# TASK ITEM:
Give back the lines below verbatim, omitting all pictures.

Entries from a dataset of interfaces
--

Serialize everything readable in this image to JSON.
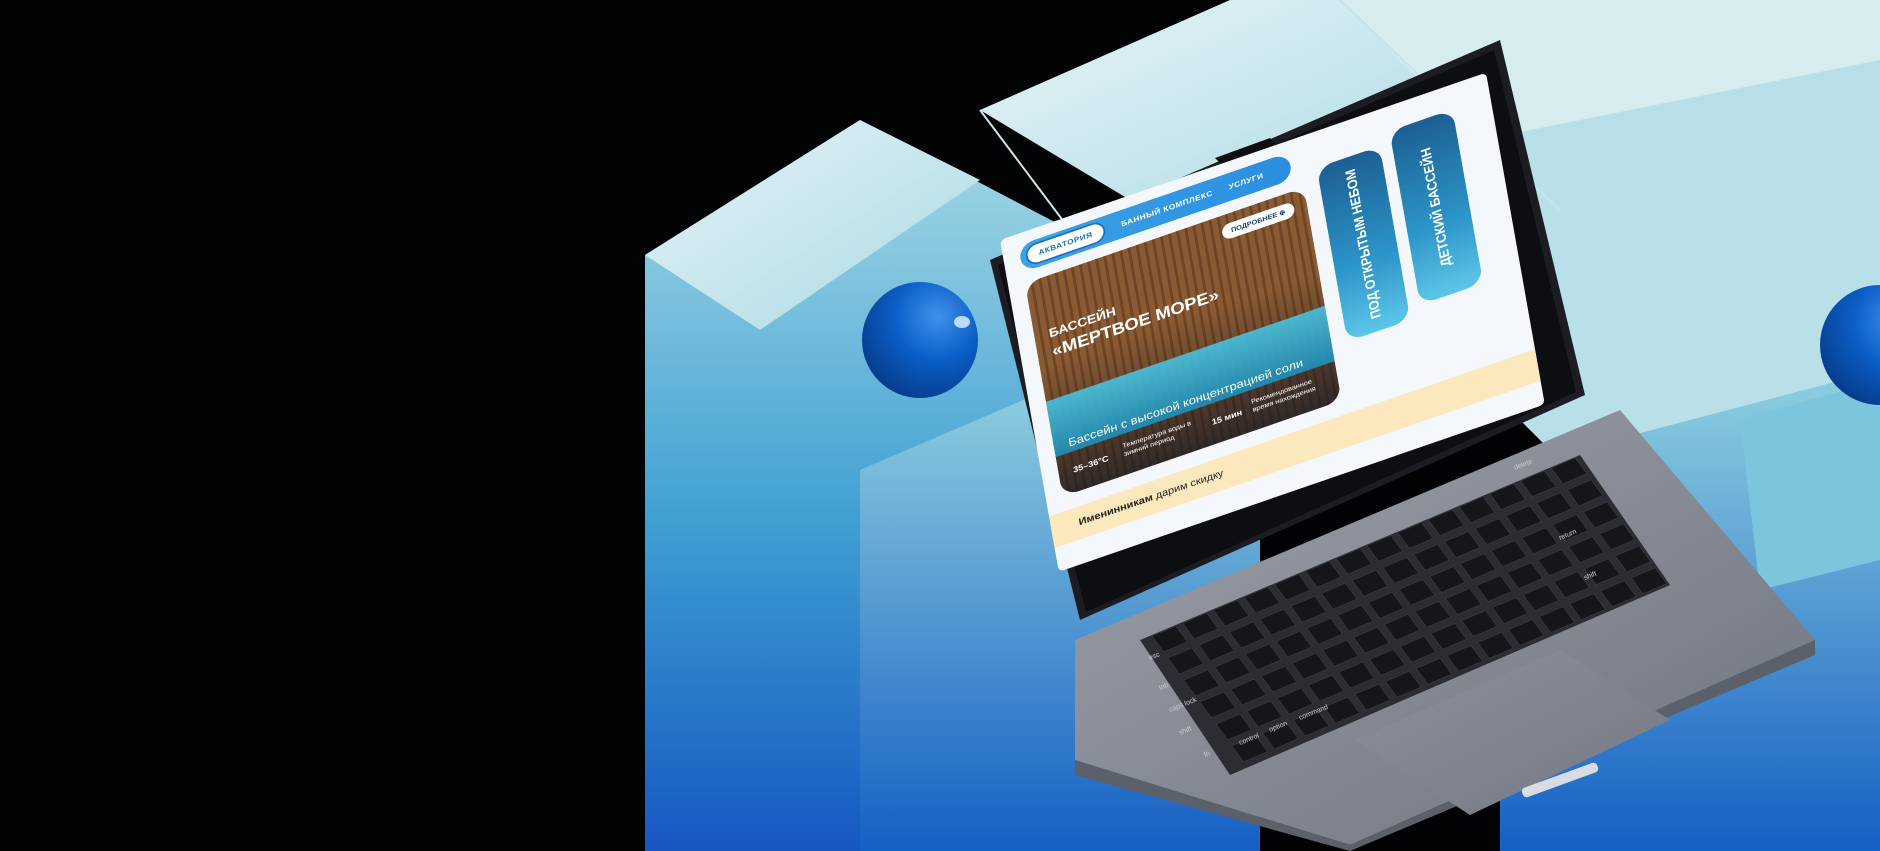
{
  "site": {
    "nav": {
      "items": [
        {
          "label": "АКВАТОРИЯ",
          "active": true
        },
        {
          "label": "БАННЫЙ КОМПЛЕКС",
          "active": false
        },
        {
          "label": "УСЛУГИ",
          "active": false
        }
      ]
    },
    "hero": {
      "more_label": "ПОДРОБНЕЕ",
      "kicker": "БАССЕЙН",
      "title": "«МЕРТВОЕ МОРЕ»",
      "subtitle": "Бассейн с высокой концентрацией соли",
      "stats": [
        {
          "value": "35–36°С",
          "label": "Температура воды в зимний период"
        },
        {
          "value": "15 мин",
          "label": "Рекомендованное время нахождения"
        }
      ]
    },
    "side_cards": [
      {
        "label": "ПОД ОТКРЫТЫМ НЕБОМ"
      },
      {
        "label": "ДЕТСКИЙ БАССЕЙН"
      }
    ],
    "promo": {
      "bold": "Именинникам",
      "rest": " дарим скидку"
    }
  },
  "keyboard": {
    "keys": [
      "esc",
      "tab",
      "caps lock",
      "shift",
      "fn",
      "control",
      "option",
      "command",
      "delete",
      "return",
      "shift"
    ]
  },
  "colors": {
    "background": "#020305",
    "block_light": "#cfe9ee",
    "block_mid": "#5fb3d6",
    "block_dark": "#1a62c8",
    "sphere": "#0d63c9",
    "laptop_body": "#8b8f99",
    "screen_accent": "#2b8ee0"
  }
}
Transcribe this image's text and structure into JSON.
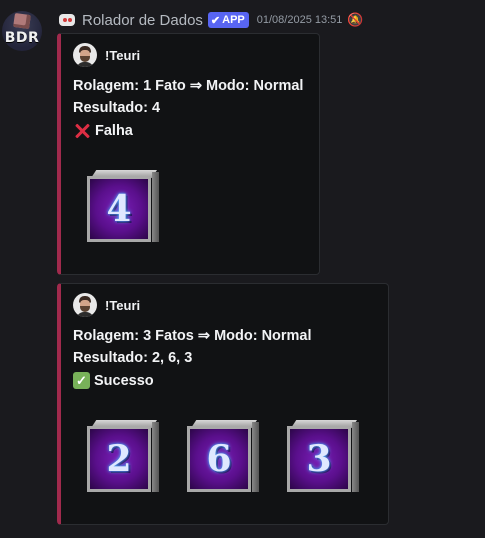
{
  "bot": {
    "avatar_text": "BDR",
    "name": "Rolador de Dados",
    "badge": "APP",
    "badge_check": "✔",
    "timestamp": "01/08/2025 13:51"
  },
  "embeds": [
    {
      "author": "!Teuri",
      "roll_line": "Rolagem: 1 Fato ⇒ Modo: Normal",
      "result_line": "Resultado: 4",
      "status": "Falha",
      "status_type": "fail",
      "dice": [
        "4"
      ]
    },
    {
      "author": "!Teuri",
      "roll_line": "Rolagem: 3 Fatos ⇒ Modo: Normal",
      "result_line": "Resultado: 2, 6, 3",
      "status": "Sucesso",
      "status_type": "success",
      "dice": [
        "2",
        "6",
        "3"
      ]
    }
  ],
  "colors": {
    "embed_accent": "#a12a4d",
    "app_badge": "#5865f2",
    "fail": "#dd2e44",
    "success": "#78b159",
    "die_face": "#5a0f8c"
  },
  "icons": {
    "header": "bot-icon",
    "bell": "bell-silent-icon",
    "fail": "cross-mark-icon",
    "success": "check-box-icon"
  }
}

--

# RESULT OF THIS TASK:
Serialize everything readable in this image to JSON.
{
  "site": {
    "nav": {
      "items": [
        {
          "label": "АКВАТОРИЯ",
          "active": true
        },
        {
          "label": "БАННЫЙ КОМПЛЕКС",
          "active": false
        },
        {
          "label": "УСЛУГИ",
          "active": false
        }
      ]
    },
    "hero": {
      "more_label": "ПОДРОБНЕЕ",
      "kicker": "БАССЕЙН",
      "title": "«МЕРТВОЕ МОРЕ»",
      "subtitle": "Бассейн с высокой концентрацией соли",
      "stats": [
        {
          "value": "35–36°С",
          "label": "Температура воды в зимний период"
        },
        {
          "value": "15 мин",
          "label": "Рекомендованное время нахождения"
        }
      ]
    },
    "side_cards": [
      {
        "label": "ПОД ОТКРЫТЫМ НЕБОМ"
      },
      {
        "label": "ДЕТСКИЙ БАССЕЙН"
      }
    ],
    "promo": {
      "bold": "Именинникам",
      "rest": " дарим скидку"
    }
  },
  "keyboard": {
    "keys": [
      "esc",
      "tab",
      "caps lock",
      "shift",
      "fn",
      "control",
      "option",
      "command",
      "delete",
      "return",
      "shift"
    ]
  },
  "colors": {
    "background": "#020305",
    "block_light": "#cfe9ee",
    "block_mid": "#5fb3d6",
    "block_dark": "#1a62c8",
    "sphere": "#0d63c9",
    "laptop_body": "#8b8f99",
    "screen_accent": "#2b8ee0"
  }
}
Transcribe this image's text and structure into JSON.
{
  "bot": {
    "avatar_text": "BDR",
    "name": "Rolador de Dados",
    "badge": "APP",
    "badge_check": "✔",
    "timestamp": "01/08/2025 13:51"
  },
  "embeds": [
    {
      "author": "!Teuri",
      "roll_line": "Rolagem: 1 Fato ⇒ Modo: Normal",
      "result_line": "Resultado: 4",
      "status": "Falha",
      "status_type": "fail",
      "dice": [
        "4"
      ]
    },
    {
      "author": "!Teuri",
      "roll_line": "Rolagem: 3 Fatos ⇒ Modo: Normal",
      "result_line": "Resultado: 2, 6, 3",
      "status": "Sucesso",
      "status_type": "success",
      "dice": [
        "2",
        "6",
        "3"
      ]
    }
  ],
  "colors": {
    "embed_accent": "#a12a4d",
    "app_badge": "#5865f2",
    "fail": "#dd2e44",
    "success": "#78b159",
    "die_face": "#5a0f8c"
  },
  "icons": {
    "header": "bot-icon",
    "bell": "bell-silent-icon",
    "fail": "cross-mark-icon",
    "success": "check-box-icon"
  }
}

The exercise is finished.